As long as it maintains 3 to 4 per cent growth next year, the goals of doubling its 2010 GDP and per capita GDP will be achieved by 2021. In this once-in-a-century global pandemic and economic recession, it is entirely understandable and reasonable to postpone a target set 10 years ago by one year.https://www.eastasiaforum.org/2020/05/17/growth-interrupted-covid-19-and-chinas-2020-economic-outlook/
Riders in the storm: avoiding a financial crisis and hedging social risks
The risk of a financial crisis unfolding in China has been for many years a key focus of analysts and policymakers. Macroprudential policies implemented from 2015 have sought to counter this risk by reducing macro-leverage in the economy which remains high as total social financing represents more than 200% of GDP. The idea that the government must replace some of the private and off-budget financial leverage by public debt has been floating around for years. The situation is now ripe for such a transition which will see the central government play a more prominent role in the social sphere. Inevitably, there will be some questions raised about the macro sustainability of this shift from mercantilism to keynesianism. A growing public deficit could translate into a current account deficit, as per the theory of twin deficits, which will eventually have to be financed by enhancing the international status of the renminbi and by accelerating the transition to price-based macroeconomic policies, as opposed to the quantity-based policies of the past. But these are questions that warrant further analysis.
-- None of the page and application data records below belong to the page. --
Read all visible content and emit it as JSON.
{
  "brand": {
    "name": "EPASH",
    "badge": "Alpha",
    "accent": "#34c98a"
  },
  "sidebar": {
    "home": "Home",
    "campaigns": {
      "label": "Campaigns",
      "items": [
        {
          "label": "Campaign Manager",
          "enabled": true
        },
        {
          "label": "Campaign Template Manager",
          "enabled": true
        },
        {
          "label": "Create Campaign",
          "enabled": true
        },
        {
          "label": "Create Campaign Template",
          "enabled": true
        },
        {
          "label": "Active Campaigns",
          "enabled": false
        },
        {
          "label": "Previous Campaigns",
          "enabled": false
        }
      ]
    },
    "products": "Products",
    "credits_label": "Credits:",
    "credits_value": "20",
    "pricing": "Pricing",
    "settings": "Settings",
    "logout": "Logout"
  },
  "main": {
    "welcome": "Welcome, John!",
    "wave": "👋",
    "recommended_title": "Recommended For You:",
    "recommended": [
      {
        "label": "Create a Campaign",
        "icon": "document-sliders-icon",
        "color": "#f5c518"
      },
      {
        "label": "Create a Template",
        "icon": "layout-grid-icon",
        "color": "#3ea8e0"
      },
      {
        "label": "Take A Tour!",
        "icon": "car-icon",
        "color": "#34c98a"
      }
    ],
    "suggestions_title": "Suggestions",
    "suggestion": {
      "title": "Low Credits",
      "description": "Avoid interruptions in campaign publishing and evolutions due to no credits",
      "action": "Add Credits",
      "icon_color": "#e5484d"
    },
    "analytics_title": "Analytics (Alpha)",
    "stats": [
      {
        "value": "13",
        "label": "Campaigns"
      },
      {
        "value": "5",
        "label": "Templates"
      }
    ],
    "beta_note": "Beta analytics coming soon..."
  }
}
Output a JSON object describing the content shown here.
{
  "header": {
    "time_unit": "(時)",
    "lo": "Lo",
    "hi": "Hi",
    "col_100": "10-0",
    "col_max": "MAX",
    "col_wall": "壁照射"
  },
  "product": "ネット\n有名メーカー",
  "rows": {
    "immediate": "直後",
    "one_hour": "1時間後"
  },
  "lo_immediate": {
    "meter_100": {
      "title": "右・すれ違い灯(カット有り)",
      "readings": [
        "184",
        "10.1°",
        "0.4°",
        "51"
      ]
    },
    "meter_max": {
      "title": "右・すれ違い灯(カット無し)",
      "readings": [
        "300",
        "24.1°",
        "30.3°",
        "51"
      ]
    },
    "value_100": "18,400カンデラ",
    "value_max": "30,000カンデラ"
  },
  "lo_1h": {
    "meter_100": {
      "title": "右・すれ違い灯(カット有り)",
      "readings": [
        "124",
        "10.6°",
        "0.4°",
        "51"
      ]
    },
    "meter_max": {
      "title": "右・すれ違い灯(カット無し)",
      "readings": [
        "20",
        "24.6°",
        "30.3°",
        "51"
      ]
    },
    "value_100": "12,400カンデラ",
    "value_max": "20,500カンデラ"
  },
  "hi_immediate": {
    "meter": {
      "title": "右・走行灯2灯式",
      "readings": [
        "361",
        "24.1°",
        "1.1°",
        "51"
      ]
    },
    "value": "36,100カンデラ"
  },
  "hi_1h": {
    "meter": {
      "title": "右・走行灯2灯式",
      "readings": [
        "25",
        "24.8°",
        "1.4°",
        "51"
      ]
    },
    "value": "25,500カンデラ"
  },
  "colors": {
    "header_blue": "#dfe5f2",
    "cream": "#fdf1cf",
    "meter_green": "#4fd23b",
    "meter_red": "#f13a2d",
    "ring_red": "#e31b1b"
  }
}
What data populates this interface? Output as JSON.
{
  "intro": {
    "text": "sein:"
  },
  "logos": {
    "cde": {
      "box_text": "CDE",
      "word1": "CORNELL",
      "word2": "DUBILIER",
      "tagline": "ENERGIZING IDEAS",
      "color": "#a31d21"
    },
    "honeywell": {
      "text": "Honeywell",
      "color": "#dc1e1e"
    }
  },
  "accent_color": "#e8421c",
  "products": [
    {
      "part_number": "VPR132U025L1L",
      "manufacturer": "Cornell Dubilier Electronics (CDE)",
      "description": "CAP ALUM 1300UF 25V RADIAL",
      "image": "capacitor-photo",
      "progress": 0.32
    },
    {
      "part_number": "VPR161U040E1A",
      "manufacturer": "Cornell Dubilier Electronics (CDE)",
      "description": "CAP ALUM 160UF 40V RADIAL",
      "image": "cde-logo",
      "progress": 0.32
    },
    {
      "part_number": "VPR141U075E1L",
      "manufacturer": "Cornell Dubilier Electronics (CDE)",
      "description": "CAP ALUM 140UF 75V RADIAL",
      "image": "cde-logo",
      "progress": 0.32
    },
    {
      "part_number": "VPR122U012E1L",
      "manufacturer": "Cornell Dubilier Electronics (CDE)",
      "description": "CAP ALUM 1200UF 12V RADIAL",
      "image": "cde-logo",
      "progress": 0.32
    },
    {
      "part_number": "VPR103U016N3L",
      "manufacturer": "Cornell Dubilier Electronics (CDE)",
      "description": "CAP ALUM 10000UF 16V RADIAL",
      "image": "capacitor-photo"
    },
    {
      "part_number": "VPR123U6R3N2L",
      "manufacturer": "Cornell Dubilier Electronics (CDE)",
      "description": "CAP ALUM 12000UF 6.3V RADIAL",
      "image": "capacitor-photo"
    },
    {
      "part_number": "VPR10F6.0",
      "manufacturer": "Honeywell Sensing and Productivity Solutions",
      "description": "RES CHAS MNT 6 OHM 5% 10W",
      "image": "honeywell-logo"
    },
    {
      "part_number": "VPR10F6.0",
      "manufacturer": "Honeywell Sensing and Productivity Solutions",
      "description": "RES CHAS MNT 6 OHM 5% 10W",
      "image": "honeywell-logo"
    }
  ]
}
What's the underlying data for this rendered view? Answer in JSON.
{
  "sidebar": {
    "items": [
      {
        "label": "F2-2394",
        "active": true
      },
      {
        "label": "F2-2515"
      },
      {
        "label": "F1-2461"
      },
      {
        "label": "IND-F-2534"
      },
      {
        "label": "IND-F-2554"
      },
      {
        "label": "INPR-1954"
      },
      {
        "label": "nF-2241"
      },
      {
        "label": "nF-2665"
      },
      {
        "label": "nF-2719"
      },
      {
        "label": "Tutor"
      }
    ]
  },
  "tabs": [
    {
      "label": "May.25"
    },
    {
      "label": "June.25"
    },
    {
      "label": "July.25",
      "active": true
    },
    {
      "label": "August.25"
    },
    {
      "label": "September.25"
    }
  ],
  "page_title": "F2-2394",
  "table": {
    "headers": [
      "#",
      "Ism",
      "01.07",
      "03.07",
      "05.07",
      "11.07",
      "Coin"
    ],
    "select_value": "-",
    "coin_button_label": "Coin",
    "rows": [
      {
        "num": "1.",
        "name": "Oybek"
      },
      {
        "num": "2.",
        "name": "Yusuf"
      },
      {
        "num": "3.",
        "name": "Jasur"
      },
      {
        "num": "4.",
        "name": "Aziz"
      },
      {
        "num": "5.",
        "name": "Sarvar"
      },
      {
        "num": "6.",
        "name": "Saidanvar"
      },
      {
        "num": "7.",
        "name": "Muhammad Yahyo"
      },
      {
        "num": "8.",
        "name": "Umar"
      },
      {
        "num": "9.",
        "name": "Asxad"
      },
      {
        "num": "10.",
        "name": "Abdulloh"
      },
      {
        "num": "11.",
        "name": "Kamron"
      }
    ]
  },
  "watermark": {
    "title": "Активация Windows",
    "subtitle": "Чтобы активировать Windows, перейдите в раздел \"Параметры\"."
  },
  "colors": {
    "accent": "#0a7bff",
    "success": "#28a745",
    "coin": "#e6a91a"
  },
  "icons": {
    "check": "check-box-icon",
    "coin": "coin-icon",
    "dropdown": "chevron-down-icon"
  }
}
For the time being, the main focus for observers of the Chinese economy should not be on the overall size of the stimulus package but on the nitty gritty details pertaining to the allocation of government-backed funds across sectors and geographies. In the context of an intensifying trade and technological global war, a significant part of the effort could be geared toward insuring that productivity gains will be preserved in the post-Covid era by investing in Industry 4.0 and other high tech ventures. Another pressing issue is the need to reduce social inequalities – a subject that has been taboo for years if not decades in the wake of China’s long transition to a market based economy – by supporting the build-up of an ambitious and comprehensive social safety net, targeting the rural population and migrant workers. This is a critical requirement in order to increase social cohesion and to preserve political stability in the years to come.